If you’re starting out, or desperate, it can be tempting to take anything and everyone that comes along. But, there are some client requests that should be refused at all costs.
They’ll cause you more grief than they’re worth. Here are some of the top questions they ask. If you get any one of these requests from a prospective client (or a current one), say no!
1. Can you write/design some sample pages for me?
Asking for samples of previous work done for other clients is perfectly OK and legitimate. Potential clients need to check your writing style or design skills and see if it fits what they want. Work on spec tells them you don’t value your work. They won’t either.
2. Can you reduce your prices?
Sure, if you reduce the work involved. Send bargain hunters elsewhere. Instead of cutting your prices, focus on the value your customers get. Make the offer so good, turning you down would be crazy. Turn them into raving fans.
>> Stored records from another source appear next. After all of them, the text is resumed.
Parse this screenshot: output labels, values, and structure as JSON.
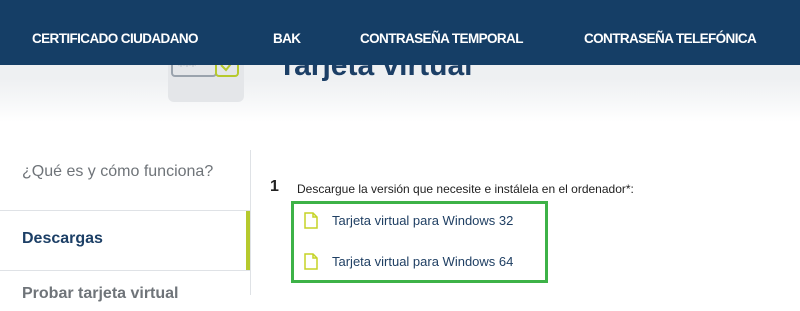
{
  "nav": {
    "items": [
      {
        "label": "CERTIFICADO CIUDADANO"
      },
      {
        "label": "BAK"
      },
      {
        "label": "CONTRASEÑA TEMPORAL"
      },
      {
        "label": "CONTRASEÑA TELEFÓNICA"
      }
    ]
  },
  "hero": {
    "title": "Tarjeta virtual",
    "icon": "virtual-card-icon"
  },
  "sidebar": {
    "items": [
      {
        "label": "¿Qué es y cómo funciona?",
        "active": false
      },
      {
        "label": "Descargas",
        "active": true
      },
      {
        "label": "Probar tarjeta virtual",
        "active": false
      }
    ]
  },
  "main": {
    "step_number": "1",
    "step_text": "Descargue la versión que necesite e instálela en el ordenador*:",
    "links": [
      {
        "label": "Tarjeta virtual para Windows 32",
        "icon": "file-icon"
      },
      {
        "label": "Tarjeta virtual para Windows 64",
        "icon": "file-icon"
      }
    ]
  },
  "colors": {
    "nav_bg": "#153e66",
    "accent_green": "#b6c92d",
    "highlight_green": "#3db247",
    "file_icon": "#c5d326",
    "text_dark_blue": "#1c3f66"
  }
}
3. Will you register and host my site?
No! It’s not good for the designer, or the client. If you’re hosting it, they think you can control everything that happens. You’ll get calls at all hours. If you’re away or sell the business, the client is left hanging. From the other side, I’ve had clients whose developer disappeared, leaving them stuck when they wanted to update or move their own sites.
4. Can I pay for my project from my sales?
You can’t guarantee whatever it is will sell. Would an architect design your house on the chance you might pay them? No, they wouldn’t.
5. Do you want to join my new business? I have a great idea!
It may be a brilliant idea, or the guy may be full of ideas, but lack the know-how, the persistence or the drive to execute them. Tread very, very carefully.
6. Can I pay the entire balance after you finish?
No. Set milestone payments. 50% up front (or maybe 1/3 if it’s a big project), and the rest on completion. Final delivery after receiving the last payment.
7. Can you do this super-fast for the same price?
FedEx charges more than the post office. For regular delivery, charge regular prices. If you want to take rush jobs, charge a rush rate premium.
8. Can you create a brochure/web site everyone will like?
You don’t want to appeal to everybody. You want to appeal to “your people”, your ideal customers.
9. Can we do the design first, and then write the copy?
Not a good idea. The words have to fit the design, not the other way around. It’s a lot easier to edit copy that’s too long than it is to redo design elements.
10. Can you [create huge project] for free?
Free has gotten tricky. Giving away free, general information spreads the word about your services and your expertise. For example, I’m happy to answer quick questions from readers, and have answered dozens of questions on LinkedIn and Marketing Professionals without being paid. If you have a question, email me here.
I also write a blog and helped out writing and editing on Triiibes projects.
And, you may want to help out a charity or a good cause without payment (do ask for a testimonial though).
However, you do have to draw limits. All free all the time (or most of the time) won’t feed you.
Excellent article Jodi! Just found this on Think Tank and clicked through. I agree. Free is good, but it doesn’t pay the bills. If you want a professional job, then pay the going rate. It shows you respect the person and yourself – that you are willing to invest in both self and provider for a service or product. When I get requests for “free” and ask for a similar level of service or product in return and the answer is “No,” then I have my answer. The person or potential client isn’t after quality so much as a free ride. And that kind of free benefits no one.
.-= Becky Blanton´s last blog ..Linchpin – embrace the lizard brain =-.